Common variations in four genes related to brain inflammation or cells’ response to damage from oxidation may contribute to the problems with memory, learning, and other cognitive functions seen in children treated for acute lymphoblastic leukemia (ALL), according to a new study.
The study results suggest that genomic screening for long-term risk of treatment-related effects on memory, attention, and learning in patients treated for ALL, as well as potential interventions, may be possible. The data, led by researchers from Boston Children’s Hospital, The Children’s Hospital at Montefiore, and Dana-Farber/Boston Children’s Cancer and Blood Disorders Center in Massachusetts, was presented at the 56th annual meeting of the American Society of Hematology in San Francisco, California.
“Our goal is to be able to identify who is at risk for cognitive late effects and provide neuroprotective interventions,” said study senior author Deborah Waber, PhD, senior associate in psychiatry and director of the Learning Disabilities Program in Boston Children’s Department of Neurology, who has spent 30 years studying the relationship between cognitive decline and ALL therapy, including cranial radiation and/or chemotherapy to the central nervous system.
“This retrospective analysis tells us that going forward we may wish to examine children’s genotypes at baseline and conduct prospective research to learn why these specific gene variants may increase risk of toxicity.”
ALL is the most common childhood cancer, with survival rates of approximately 90%. Patients with ALL receive chemotherapy to the central nervous system, and some undergo cranial radiation, to eliminate cancer cells that can lurk in the brain and increase their risk of relapse. ALL survivors often experience persisting problems with attention, memory, and learning, which have been documented by neurocognitive studies conducted in the years after completion of curative treatment.
“The more we look, the more we find that many survivors experience changes in how they think,” said study lead author Peter Cole, MD. The variability in these changes, he added, raises an interesting question: If all patients with ALL undergo the same treatment, why do some of them experience memory or cognitive deficits, but not all of them?
To determine whether inherited genetic variations might have roles to play, the research team gathered stored blood samples and cognitive function test data (eg, IQ, memory, attention span, hyperactivity behaviors) on 350 ALL survivors treated at eight centers in the United States and Canada. All of the survivors had been treated on one of two consecutive Dana-Farber Cancer Institute ALL Consortium therapy protocols.

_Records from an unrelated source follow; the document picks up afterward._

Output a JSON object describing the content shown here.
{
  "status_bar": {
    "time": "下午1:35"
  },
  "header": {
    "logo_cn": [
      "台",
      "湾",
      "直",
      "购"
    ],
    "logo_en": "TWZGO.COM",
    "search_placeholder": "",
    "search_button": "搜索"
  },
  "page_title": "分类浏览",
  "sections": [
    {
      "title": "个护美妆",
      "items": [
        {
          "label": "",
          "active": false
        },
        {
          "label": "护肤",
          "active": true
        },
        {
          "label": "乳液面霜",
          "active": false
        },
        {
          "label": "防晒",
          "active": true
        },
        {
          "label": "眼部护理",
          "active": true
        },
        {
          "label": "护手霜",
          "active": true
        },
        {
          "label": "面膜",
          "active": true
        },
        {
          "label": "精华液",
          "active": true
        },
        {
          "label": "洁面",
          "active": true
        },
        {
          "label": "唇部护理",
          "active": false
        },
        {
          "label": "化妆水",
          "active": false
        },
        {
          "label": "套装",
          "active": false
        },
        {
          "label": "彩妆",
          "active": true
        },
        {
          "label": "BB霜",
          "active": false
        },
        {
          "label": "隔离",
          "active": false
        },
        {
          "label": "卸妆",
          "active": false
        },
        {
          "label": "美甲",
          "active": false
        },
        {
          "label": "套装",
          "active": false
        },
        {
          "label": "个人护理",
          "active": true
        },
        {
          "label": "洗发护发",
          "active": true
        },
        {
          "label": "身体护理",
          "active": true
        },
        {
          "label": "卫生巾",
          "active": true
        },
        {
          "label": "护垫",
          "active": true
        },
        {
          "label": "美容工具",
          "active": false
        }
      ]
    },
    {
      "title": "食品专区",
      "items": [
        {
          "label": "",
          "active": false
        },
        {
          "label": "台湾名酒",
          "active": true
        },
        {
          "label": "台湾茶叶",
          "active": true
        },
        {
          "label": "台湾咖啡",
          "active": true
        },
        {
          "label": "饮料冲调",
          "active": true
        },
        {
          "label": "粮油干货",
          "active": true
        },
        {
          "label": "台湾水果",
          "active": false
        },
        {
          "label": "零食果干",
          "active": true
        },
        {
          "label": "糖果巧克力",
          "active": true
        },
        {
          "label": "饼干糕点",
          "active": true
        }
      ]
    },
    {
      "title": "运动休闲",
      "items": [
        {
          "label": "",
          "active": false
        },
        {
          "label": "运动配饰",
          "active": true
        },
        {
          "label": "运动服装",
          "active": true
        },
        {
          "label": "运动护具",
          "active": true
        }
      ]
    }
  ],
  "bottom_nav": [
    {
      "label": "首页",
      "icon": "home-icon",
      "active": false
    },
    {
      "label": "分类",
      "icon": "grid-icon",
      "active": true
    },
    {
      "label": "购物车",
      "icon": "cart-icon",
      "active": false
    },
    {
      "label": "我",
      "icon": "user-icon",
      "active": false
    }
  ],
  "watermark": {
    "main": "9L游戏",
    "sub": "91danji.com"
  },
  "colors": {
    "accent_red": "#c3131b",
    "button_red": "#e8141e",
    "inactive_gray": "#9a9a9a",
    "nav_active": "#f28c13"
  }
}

The researchers then examined each survivor’s genome for common variants in 28 genes involved in drug metabolism or cellular damage responses, and then compared the results against the cognitive data.
“We limited ourselves to variants that are present in at least 10% of the population, deciding that we were interested in explaining what could be happening in most patients,” Cole said.
After controlling for factors such as age at diagnosis, sex, socioeconomic status, and whether the child underwent radiation to the brain, the research team found that variants in four genes—NOS3, SLCO2A1, HFE and COMT—were significantly associated with neurocognitive effects. All four are members of pathways that regulate inflammation in the brain or protect cells from oxidative stress, a form of cellular damage caused by chemotherapy.